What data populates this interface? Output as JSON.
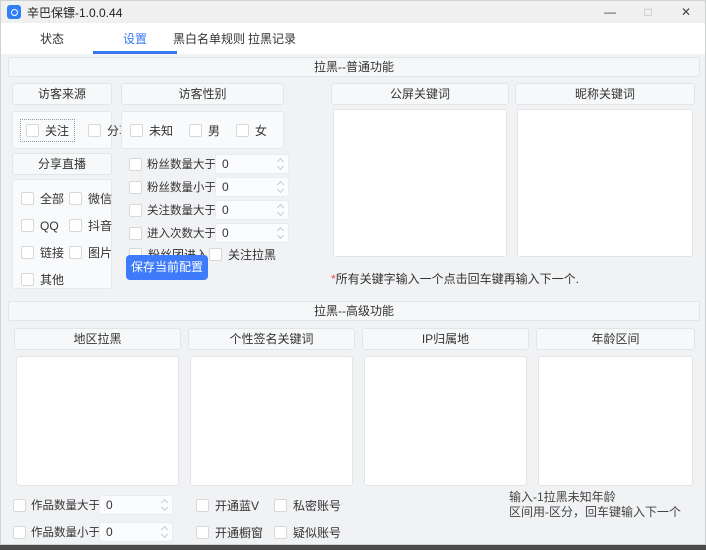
{
  "window": {
    "title": "辛巴保镖-1.0.0.44",
    "controls": {
      "minimize": "—",
      "maximize": "□",
      "close": "✕"
    }
  },
  "tabs": [
    {
      "label": "状态",
      "active": false
    },
    {
      "label": "设置",
      "active": true
    },
    {
      "label": "黑白名单规则",
      "active": false
    },
    {
      "label": "拉黑记录",
      "active": false
    }
  ],
  "colors": {
    "accent": "#3a78f2",
    "button": "#3e7bfa",
    "note_star": "#f14c4c"
  },
  "basic": {
    "section_title": "拉黑--普通功能",
    "visitor_source": {
      "title": "访客来源",
      "options": [
        "关注",
        "分享"
      ]
    },
    "share_live": {
      "title": "分享直播",
      "options": [
        "全部",
        "微信",
        "QQ",
        "抖音",
        "链接",
        "图片",
        "其他"
      ]
    },
    "visitor_gender": {
      "title": "访客性别",
      "options": [
        "未知",
        "男",
        "女"
      ]
    },
    "numeric_rules": [
      {
        "label": "粉丝数量大于",
        "value": "0"
      },
      {
        "label": "粉丝数量小于",
        "value": "0"
      },
      {
        "label": "关注数量大于",
        "value": "0"
      },
      {
        "label": "进入次数大于",
        "value": "0"
      }
    ],
    "extra_checks": [
      "粉丝团进入",
      "关注拉黑"
    ],
    "save_button": "保存当前配置",
    "public_keywords": {
      "title": "公屏关键词",
      "value": ""
    },
    "nickname_keywords": {
      "title": "昵称关键词",
      "value": ""
    },
    "note": {
      "star": "*",
      "text": "所有关键字输入一个点击回车键再输入下一个."
    }
  },
  "advanced": {
    "section_title": "拉黑--高级功能",
    "columns": [
      "地区拉黑",
      "个性签名关键词",
      "IP归属地",
      "年龄区间"
    ],
    "numeric_rules": [
      {
        "label": "作品数量大于",
        "value": "0"
      },
      {
        "label": "作品数量小于",
        "value": "0"
      }
    ],
    "toggles": {
      "blue_v": "开通蓝V",
      "shop_window": "开通橱窗",
      "private_account": "私密账号",
      "suspected_account": "疑似账号"
    },
    "age_note": {
      "line1": "输入-1拉黑未知年龄",
      "line2": "区间用-区分，回车键输入下一个"
    }
  }
}
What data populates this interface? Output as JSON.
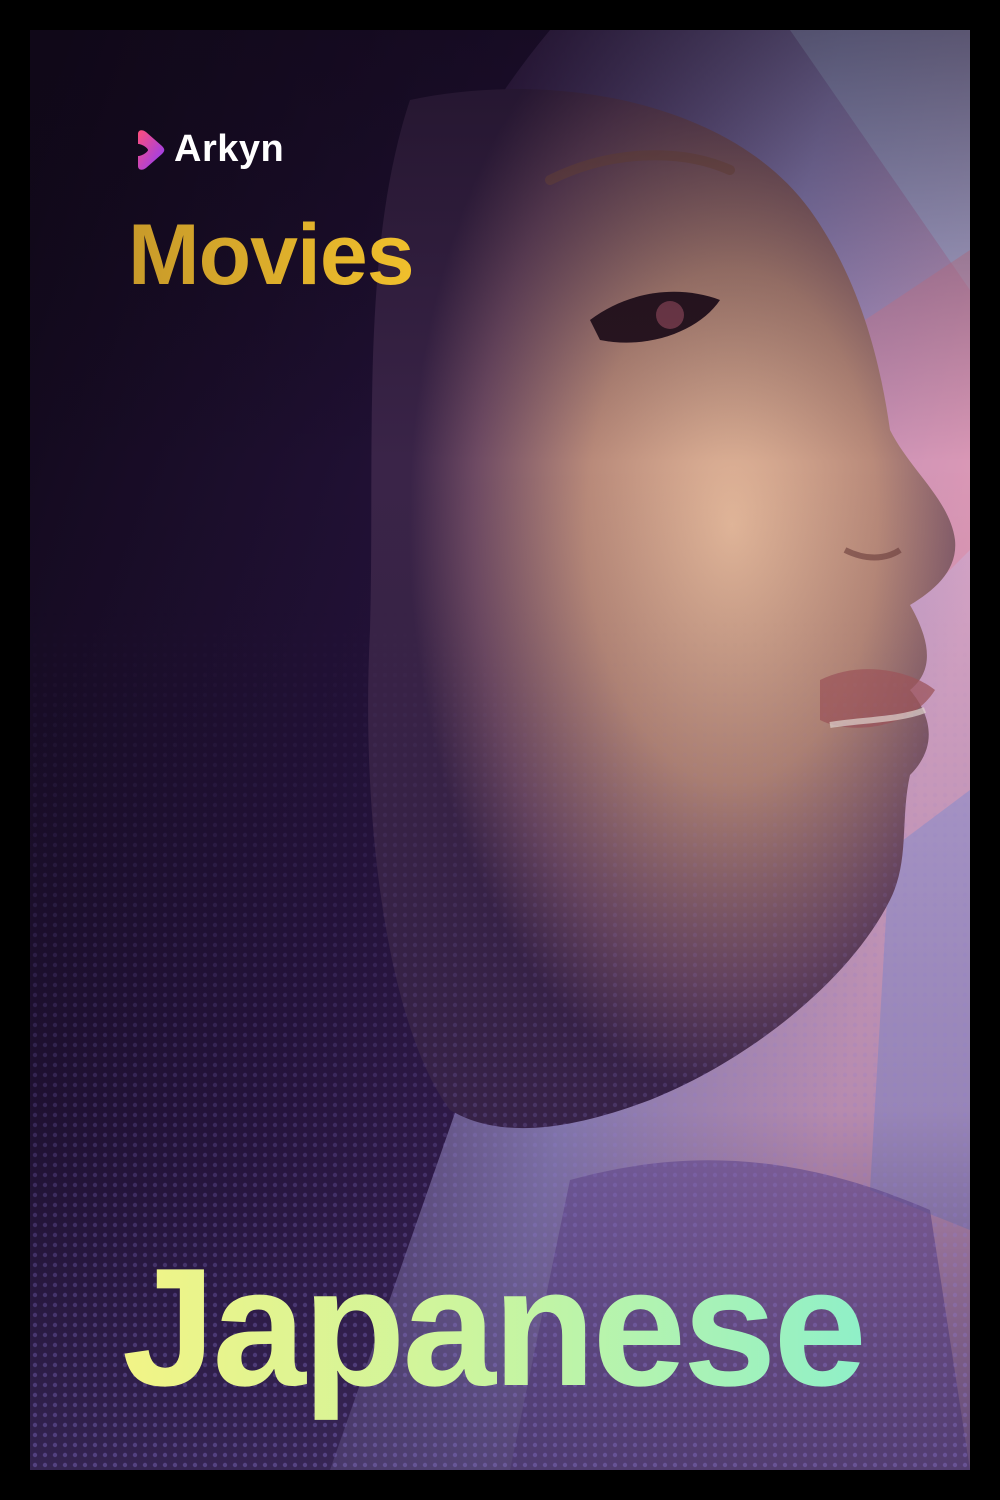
{
  "brand": {
    "name": "Arkyn",
    "icon": "play-heart-icon"
  },
  "section": {
    "title": "Movies"
  },
  "category": {
    "title": "Japanese"
  },
  "colors": {
    "brand_icon_start": "#ff4e7a",
    "brand_icon_end": "#8a3cff",
    "section_gold_start": "#c89a2a",
    "section_gold_end": "#f0c02c",
    "category_start": "#f2f486",
    "category_end": "#8ff0c8",
    "frame": "#000000"
  }
}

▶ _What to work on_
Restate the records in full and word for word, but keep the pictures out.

▶ _Exercise result_
What data populates this interface? Output as JSON.
{
  "window": {
    "title": "辛巴保镖-1.0.0.44",
    "controls": {
      "minimize": "—",
      "maximize": "□",
      "close": "✕"
    }
  },
  "tabs": [
    {
      "label": "状态",
      "active": false
    },
    {
      "label": "设置",
      "active": true
    },
    {
      "label": "黑白名单规则",
      "active": false
    },
    {
      "label": "拉黑记录",
      "active": false
    }
  ],
  "colors": {
    "accent": "#3a78f2",
    "button": "#3e7bfa",
    "note_star": "#f14c4c"
  },
  "basic": {
    "section_title": "拉黑--普通功能",
    "visitor_source": {
      "title": "访客来源",
      "options": [
        "关注",
        "分享"
      ]
    },
    "share_live": {
      "title": "分享直播",
      "options": [
        "全部",
        "微信",
        "QQ",
        "抖音",
        "链接",
        "图片",
        "其他"
      ]
    },
    "visitor_gender": {
      "title": "访客性别",
      "options": [
        "未知",
        "男",
        "女"
      ]
    },
    "numeric_rules": [
      {
        "label": "粉丝数量大于",
        "value": "0"
      },
      {
        "label": "粉丝数量小于",
        "value": "0"
      },
      {
        "label": "关注数量大于",
        "value": "0"
      },
      {
        "label": "进入次数大于",
        "value": "0"
      }
    ],
    "extra_checks": [
      "粉丝团进入",
      "关注拉黑"
    ],
    "save_button": "保存当前配置",
    "public_keywords": {
      "title": "公屏关键词",
      "value": ""
    },
    "nickname_keywords": {
      "title": "昵称关键词",
      "value": ""
    },
    "note": {
      "star": "*",
      "text": "所有关键字输入一个点击回车键再输入下一个."
    }
  },
  "advanced": {
    "section_title": "拉黑--高级功能",
    "columns": [
      "地区拉黑",
      "个性签名关键词",
      "IP归属地",
      "年龄区间"
    ],
    "numeric_rules": [
      {
        "label": "作品数量大于",
        "value": "0"
      },
      {
        "label": "作品数量小于",
        "value": "0"
      }
    ],
    "toggles": {
      "blue_v": "开通蓝V",
      "shop_window": "开通橱窗",
      "private_account": "私密账号",
      "suspected_account": "疑似账号"
    },
    "age_note": {
      "line1": "输入-1拉黑未知年龄",
      "line2": "区间用-区分，回车键输入下一个"
    }
  }
}
What data populates this interface? Output as JSON.
{
  "brand": {
    "name": "Arkyn",
    "icon": "play-heart-icon"
  },
  "section": {
    "title": "Movies"
  },
  "category": {
    "title": "Japanese"
  },
  "colors": {
    "brand_icon_start": "#ff4e7a",
    "brand_icon_end": "#8a3cff",
    "section_gold_start": "#c89a2a",
    "section_gold_end": "#f0c02c",
    "category_start": "#f2f486",
    "category_end": "#8ff0c8",
    "frame": "#000000"
  }
}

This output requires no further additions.